A few times each year I ask the older two kids (now 13 and 11) to sort through their clothes and toys. They bring me anything that doesn’t fit or that they no longer play with. By doing this the week before Christmas helps make room for all their new stuff.
I then sack up our oldest daughter’s clothes by size to save them for our two younger daughters. I also have the heartbreaking chore to pull out all the clothes that are too small for our baby girl, who is now 6! All three of our daughters wore many of the outfits. I’m not too embarrassed to admit I usually shed some tears at this point. I wish they were all still little enough to wear them again…
Now I have 8 kitchen trash bags full of men’s, women’s, boy’s and girl’s clothes and shoes along with a cardboard box of toys sitting in our living room. I need to decide where they are most needed, so here are the details about locations I am considering and why.
Value Village is headquartered right here in Puget Sound. Not only do they create jobs and offer affordable reusable items for sale, but they benefit our community in other ways. When you donate items to Value Village they pay local nonprofits as well as national organizations. These organizations improve education, fight diseases and help children and families.
Here are some of the local organizations supported by Value Village:
- Big Brothers Big Sisters of Puget Sound – match caring adults (Bigs) with children (Littles), both of whom benefit from our one-to-one mentoring programs
- The Arc – Washington State – advocates for the rights and full participation of all people with developmental disabilities
- Northwest Center – promote the growth, development, and independence of people with disabilities through programs of education, rehabilitation, and work opportunity
Value Village diverts more than 650 million pounds of goods from landfills annually. They partner with recyclers who repurpose textiles as insulation and rags and sell metal found in clothing as well as electronics for their raw value. The remaining unsold merchandise ships to developing countries where they break down and sort them according to ‘grades’. This employs community members who can now earn a living wage and reinvest their earnings into the local economy.

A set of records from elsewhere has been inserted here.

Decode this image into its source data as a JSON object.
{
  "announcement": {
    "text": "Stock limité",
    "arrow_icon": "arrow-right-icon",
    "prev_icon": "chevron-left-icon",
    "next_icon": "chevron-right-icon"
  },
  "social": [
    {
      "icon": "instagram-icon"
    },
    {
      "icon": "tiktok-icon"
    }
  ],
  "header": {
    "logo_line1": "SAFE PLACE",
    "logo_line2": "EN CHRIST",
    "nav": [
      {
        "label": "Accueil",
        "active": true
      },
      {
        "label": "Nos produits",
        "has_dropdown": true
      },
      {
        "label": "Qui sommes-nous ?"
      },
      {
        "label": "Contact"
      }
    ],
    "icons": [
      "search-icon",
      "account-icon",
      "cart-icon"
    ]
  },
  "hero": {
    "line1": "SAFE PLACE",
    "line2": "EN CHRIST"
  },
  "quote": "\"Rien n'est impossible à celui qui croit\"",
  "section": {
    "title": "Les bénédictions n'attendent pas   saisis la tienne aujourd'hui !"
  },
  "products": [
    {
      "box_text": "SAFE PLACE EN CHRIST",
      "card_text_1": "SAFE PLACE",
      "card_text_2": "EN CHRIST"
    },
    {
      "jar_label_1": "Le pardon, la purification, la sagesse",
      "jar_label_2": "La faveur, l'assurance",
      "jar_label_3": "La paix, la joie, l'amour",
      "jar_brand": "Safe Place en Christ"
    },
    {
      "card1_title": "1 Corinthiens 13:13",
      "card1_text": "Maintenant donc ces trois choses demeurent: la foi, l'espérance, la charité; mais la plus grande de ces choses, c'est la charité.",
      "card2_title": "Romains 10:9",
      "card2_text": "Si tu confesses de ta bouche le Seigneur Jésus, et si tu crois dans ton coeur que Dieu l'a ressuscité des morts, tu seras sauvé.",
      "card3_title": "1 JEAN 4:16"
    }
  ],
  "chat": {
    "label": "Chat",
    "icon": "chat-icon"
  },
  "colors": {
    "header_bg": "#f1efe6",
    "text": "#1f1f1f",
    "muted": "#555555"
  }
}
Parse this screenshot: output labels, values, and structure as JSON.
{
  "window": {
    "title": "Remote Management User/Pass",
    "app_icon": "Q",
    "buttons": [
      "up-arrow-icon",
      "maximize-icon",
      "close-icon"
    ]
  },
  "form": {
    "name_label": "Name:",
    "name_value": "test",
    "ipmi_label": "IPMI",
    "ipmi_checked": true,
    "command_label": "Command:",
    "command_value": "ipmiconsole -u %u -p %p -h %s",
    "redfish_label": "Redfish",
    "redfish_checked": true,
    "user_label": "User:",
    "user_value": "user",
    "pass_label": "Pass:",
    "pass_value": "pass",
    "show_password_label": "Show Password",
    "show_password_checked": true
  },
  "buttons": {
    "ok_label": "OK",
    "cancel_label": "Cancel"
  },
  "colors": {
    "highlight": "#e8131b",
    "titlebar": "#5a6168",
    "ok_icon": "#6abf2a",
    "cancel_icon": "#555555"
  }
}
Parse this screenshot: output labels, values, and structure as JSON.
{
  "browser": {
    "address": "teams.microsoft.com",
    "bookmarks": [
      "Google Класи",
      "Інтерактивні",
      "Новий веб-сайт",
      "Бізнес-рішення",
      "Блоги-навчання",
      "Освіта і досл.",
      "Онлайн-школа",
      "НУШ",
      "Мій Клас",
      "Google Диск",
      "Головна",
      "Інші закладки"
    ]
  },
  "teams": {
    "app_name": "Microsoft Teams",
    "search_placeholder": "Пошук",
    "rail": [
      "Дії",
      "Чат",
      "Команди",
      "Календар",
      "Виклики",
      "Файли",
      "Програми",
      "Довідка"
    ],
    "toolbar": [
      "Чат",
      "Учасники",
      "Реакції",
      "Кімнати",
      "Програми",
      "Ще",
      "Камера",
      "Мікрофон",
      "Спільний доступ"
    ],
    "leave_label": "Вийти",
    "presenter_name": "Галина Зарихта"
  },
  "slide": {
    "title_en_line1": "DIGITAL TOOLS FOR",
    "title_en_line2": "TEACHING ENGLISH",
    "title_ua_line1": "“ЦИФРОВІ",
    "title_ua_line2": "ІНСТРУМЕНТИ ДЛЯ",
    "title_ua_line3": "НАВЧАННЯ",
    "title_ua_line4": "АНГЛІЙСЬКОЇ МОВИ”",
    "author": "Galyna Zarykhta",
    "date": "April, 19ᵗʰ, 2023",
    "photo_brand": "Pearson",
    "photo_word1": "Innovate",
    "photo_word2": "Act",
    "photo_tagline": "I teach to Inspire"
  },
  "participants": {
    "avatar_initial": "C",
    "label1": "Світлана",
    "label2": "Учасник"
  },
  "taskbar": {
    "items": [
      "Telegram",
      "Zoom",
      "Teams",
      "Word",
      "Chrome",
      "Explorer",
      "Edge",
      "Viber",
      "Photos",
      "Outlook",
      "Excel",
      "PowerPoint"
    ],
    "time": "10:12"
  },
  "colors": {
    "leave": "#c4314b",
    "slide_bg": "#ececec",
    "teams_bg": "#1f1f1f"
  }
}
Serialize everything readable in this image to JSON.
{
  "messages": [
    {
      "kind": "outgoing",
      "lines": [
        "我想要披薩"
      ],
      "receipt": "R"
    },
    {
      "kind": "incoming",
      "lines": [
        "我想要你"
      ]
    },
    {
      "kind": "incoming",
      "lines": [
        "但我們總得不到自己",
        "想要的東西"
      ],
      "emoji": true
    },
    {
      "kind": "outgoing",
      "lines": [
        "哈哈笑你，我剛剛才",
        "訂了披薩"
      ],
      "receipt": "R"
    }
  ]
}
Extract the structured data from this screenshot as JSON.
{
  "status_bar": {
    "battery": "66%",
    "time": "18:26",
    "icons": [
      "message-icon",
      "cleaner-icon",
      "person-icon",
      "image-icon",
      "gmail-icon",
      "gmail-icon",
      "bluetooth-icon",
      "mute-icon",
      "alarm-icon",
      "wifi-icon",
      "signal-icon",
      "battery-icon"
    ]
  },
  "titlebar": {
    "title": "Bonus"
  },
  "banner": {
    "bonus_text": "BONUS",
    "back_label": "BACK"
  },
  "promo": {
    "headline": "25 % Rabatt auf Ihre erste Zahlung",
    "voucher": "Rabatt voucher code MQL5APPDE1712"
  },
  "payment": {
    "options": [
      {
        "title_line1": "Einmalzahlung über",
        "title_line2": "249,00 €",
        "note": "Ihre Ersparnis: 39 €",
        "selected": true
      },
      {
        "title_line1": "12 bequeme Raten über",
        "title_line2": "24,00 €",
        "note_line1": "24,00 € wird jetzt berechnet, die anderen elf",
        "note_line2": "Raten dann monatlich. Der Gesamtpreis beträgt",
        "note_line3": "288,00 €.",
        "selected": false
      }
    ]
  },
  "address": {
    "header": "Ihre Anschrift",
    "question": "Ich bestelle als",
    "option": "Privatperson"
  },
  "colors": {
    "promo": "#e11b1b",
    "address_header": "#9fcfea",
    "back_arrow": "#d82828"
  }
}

Find out more here.
The Seattle Goodwill uses its net proceeds to fund job training, education resources, and services. For example, they built a new three-story Job Training and Education Center and Administrative Support Building. It was constructed using the narrow footprint design and includes ample windows, rainwater collection and reuse within the building as well as a rain garden where stormwater is recycled. This building earned a LEED Gold Certification—the second highest ranking for eco-friendly buildings.
In addition, Seattle Goodwill is participants of King County and Seattle Public Utility’s Threadcycle Program. This works to keep worn-out clothing and linens out of landfills.
Seattle Goodwill also offers free collection of broken computers, monitors, laptops, tablet computers, televisions, portable DVD players, and e-readers. They do this as part of the E-Cycle Washington program to keep toxic materials out of our landfills.
If you have items that are too large for you to transport, Northwest Center, a partner with Value Village, has a service called Big Blue Truck. Click HERE for a list of acceptable items.
For more suggestions visit Donation Opportunities at Seattle.gov
Where do you and your family take donations? Leave a comment below!